One strategy scientists have used is to investigate whether drugs already available in the market to treat other diseases could be effective against COVID-19 as well. One tool they use is computer simulations that test the physical and chemical properties of these drugs, especially if they can target proteins present on the virus.
A research group led by Arnab Mukherjee at the Indian Institute of Science Education and Research, Pune, has been working on repurposing and generating drugs to target the novel coronavirus’s spike protein. The team includes two undergraduate students, Rituparno Chowdhury and Venkata Sai Sreyas Adury, PhD student Amal Vijay and postdoctoral fellow Reman Kumar Singh. Interestingly, the group executed their project remotely during the lockdown.
In the last four years, Chowdhury and Adury had been working on a programme that could generate drug candidates to block a given protein. When the pandemic broke out, they produced a list of drug candidates, shortlisted the best of them and mapped them to a list of repurposable drugs.
At the same time, Vijay and Singh employed advanced simulation techniques to calculate the potency of each drug. This way, the team identified a set of new as well as repurposable drugs that could bind and block the virus’s spike protein.
“The methodology to tackle the problem had the same protocol of computational techniques, which I could now apply to the SARS-CoV-2 virus,” Vijay said.
Although infectious diseases come under the broad ambit of biology, this epidemic has brought people from different branches of science and engineering together in a special way.
In one example, a few material scientists from the Indian Institute of Science, Bengaluru, developed a composite material for a virucidal mask. (Editor’s note: The author is a PhD student at IISc.)
The project was a collaborative effort led by Kaushik Chatterjee and Suryasarathi Bose of the department of materials engineering.

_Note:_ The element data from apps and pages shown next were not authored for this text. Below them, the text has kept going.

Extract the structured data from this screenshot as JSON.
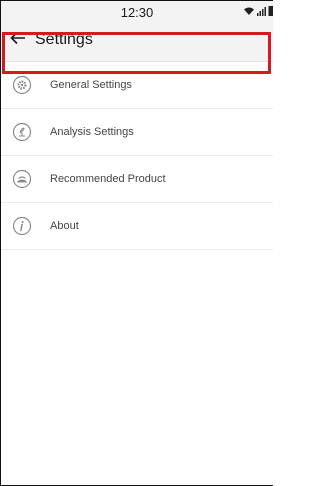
{
  "status_bar": {
    "time": "12:30",
    "icons": [
      "wifi-icon",
      "signal-icon",
      "battery-icon"
    ]
  },
  "header": {
    "back_icon": "back-arrow-icon",
    "title": "Settings"
  },
  "menu": {
    "items": [
      {
        "label": "General Settings",
        "icon": "gear-icon"
      },
      {
        "label": "Analysis Settings",
        "icon": "analysis-icon"
      },
      {
        "label": "Recommended Product",
        "icon": "product-icon"
      },
      {
        "label": "About",
        "icon": "info-icon"
      }
    ]
  },
  "colors": {
    "highlight": "#d71920",
    "header_bg": "#f3f3f3",
    "icon": "#8a8a8a"
  }
}
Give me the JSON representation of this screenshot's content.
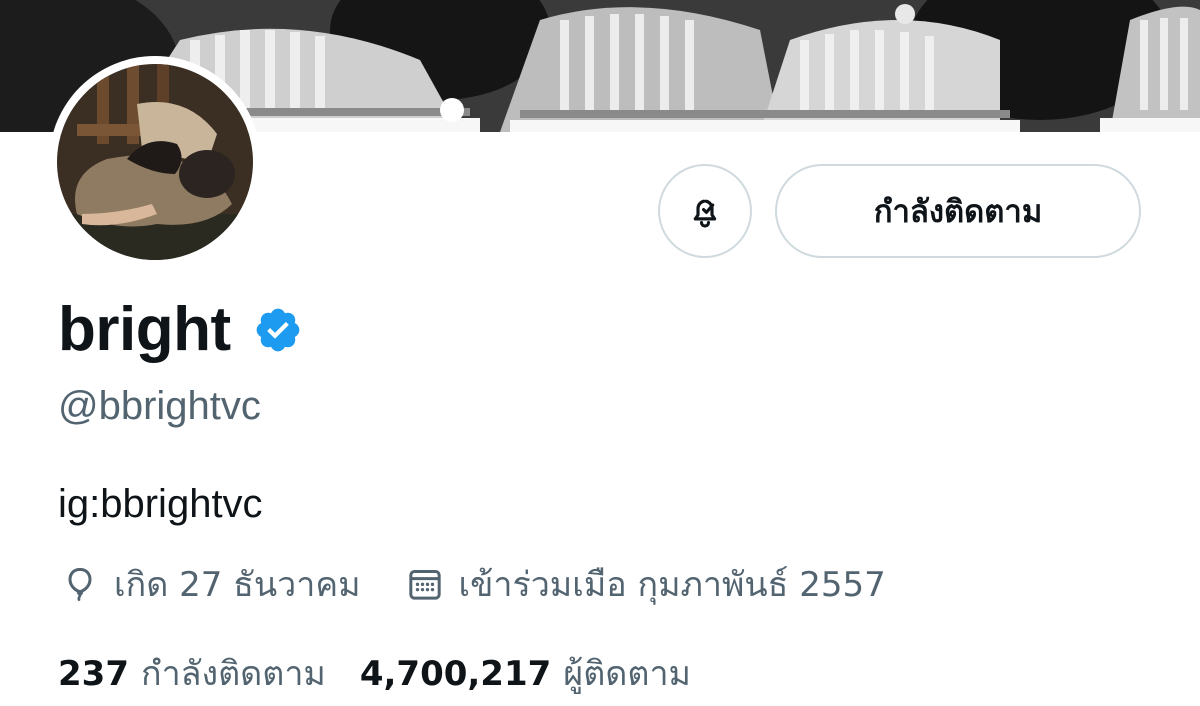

Three PhD students – Monika Rajput, Ammanuel Gebrekrstos and Tanyaradzwa S. Muzata – worked under their guidance.
“Considering the magnitude of the detrimental impact caused by the [novel coronavirus] worldwide, it was a great honour and privilege to have contributed in the fight against this pandemic,” Muzata said.
These are only a few examples of the many PhD students, from institutes across the country, working to bolster our response to COVID-19.
Joel P. Joseph is a science writer.